Skip Fake Flowers This Memorial Day: 5 Eco-Friendly Options

The woods are dotted with brilliant red roses, bright yellow sunflowers and pale purple hydrangea. Spring is here, but these flowers have been with me all winter long. I've watched them grow -- not in size but in number. They're the artificial flowers that have blown off the headstones and grave markers in the small, country cemetery where I walk my dogs each morning.

Until my move across the road from this cemetery, I hadn't given any thought to the practice of placing flowers on graves. It's never been my thing. My sister Jeanne decorates our mother's gravesite because she takes pride in it looking nice -- she wouldn't, after all, have allowed Mom's yard and house exterior to look ratty while she was alive, Jeanne says -- and it makes my sister feel connected to Mom.

Over Memorial Day weekend, my 83-year-old dad plans to travel back to Iowa from his present home in Georgia, not only to celebrate his grandson's high school graduation, but to make the cemetery rounds. In years when he can't get back to Iowa, Dad sends Jeanne money so that she and her husband can do the tour for him.

It's an old tradition. According to the U.S. Department of Veterans Affairs website, on May 5, 1868, three years after the Civil War ended, Decoration Day was established as a time for loved ones to decorate the graves of the war dead with flowers. It's believed May 30 was originally selected because flowers would be blooming all over the country. Now, of course, it's called Memorial Day and celebrated on the last Monday in May.

For many, Memorial Day has become the time that they head to the cemetery to remember their loved ones. The ritual of placing fresh flowers on graves has mostly given way to artificial arrangements of plastic, silk and polyester. My guess is that most people who decorate their loved ones' grave spend time at the site, then drive away, trusting their beautiful tribute remains.

My morning cemetery walks, however, show me that many of these lovely looking arrangements don't stay anchored. Even after a relatively mild wind or rainstorm, the cemetery grounds and nearby field and woods are littered with artificial flowers -- even the ones with metal brackets meant to keep the arrangement mounted on the headstone.

Littering, I'm sure, wasn't anyone's intention.

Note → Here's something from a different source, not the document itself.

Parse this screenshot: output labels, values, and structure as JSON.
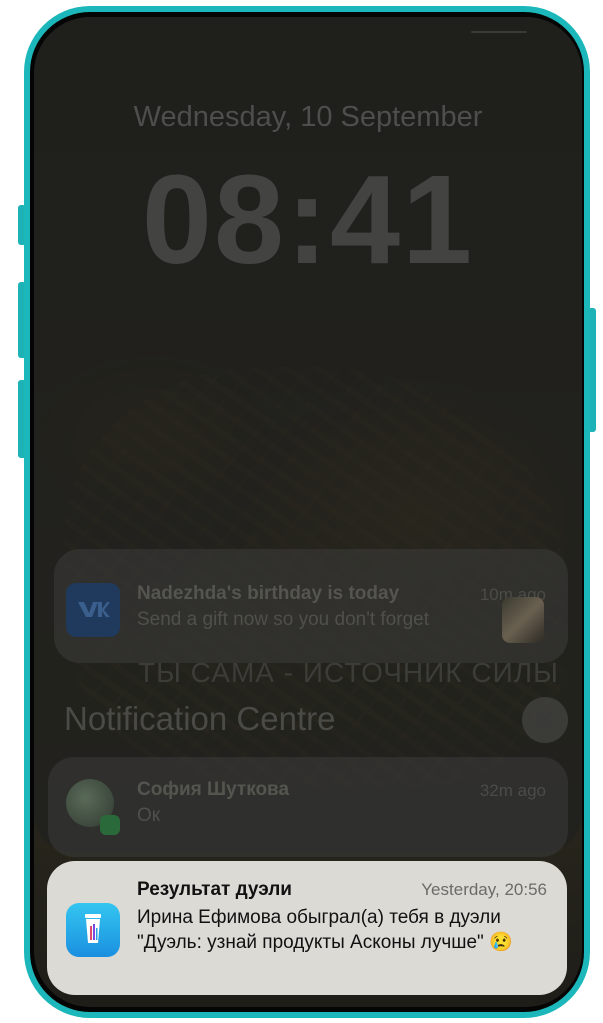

So what is the alternative to artificial memorial arrangements for people who are environmentally conscious? Real flowers, right? Yes, but be mindful. In that same little country cemetery by my house, someone had the right idea by leaving a bouquet of real yellow roses on their loved one's grave. However, he or she left behind the cellophane wrapping, too. It ended up in a garbage can after I retrieved it from the grass on the edge of the cemetery.

Again, I'm sure that wasn't the giver's intention.

So what else can you do? Decorate with fresh flowers from your own pesticide-free garden is one great idea. Or, consider these five other options:

Plant flowers. Most cemeteries won't allow you to plant in the ground, but check to see if you can leave a planter box. You could fill it with a plant like lantana, which thrives with little moisture and produces flowers all summer and fall.

Spruce it up. Spend time cleaning up your loved one's gravesite. Remove leaves and other debris. Trim away long grass from the stone. Take that time to think about that person. No need to leave anything behind but your love.

Plant a tree. In your own yard, of course. Choose your loved one's
favorite tree or one that makes you think of that person. Add a bench and you have a sacred space to sit and remember your loved one.

Make a donation. Take the money you would have spent on a memorial arrangement and donate that money instead to a charity or organization that was important to your loved one.

Write a letter. Thank your deceased loved ones for the contributions they made to your life. Tell them what you miss about them. If you have forgiveness work to do, include that, too. Tuck your letter away, or create a ritual and burn it.

This article was originally published in Radish Magazine. Photo by Annie L. Scholl.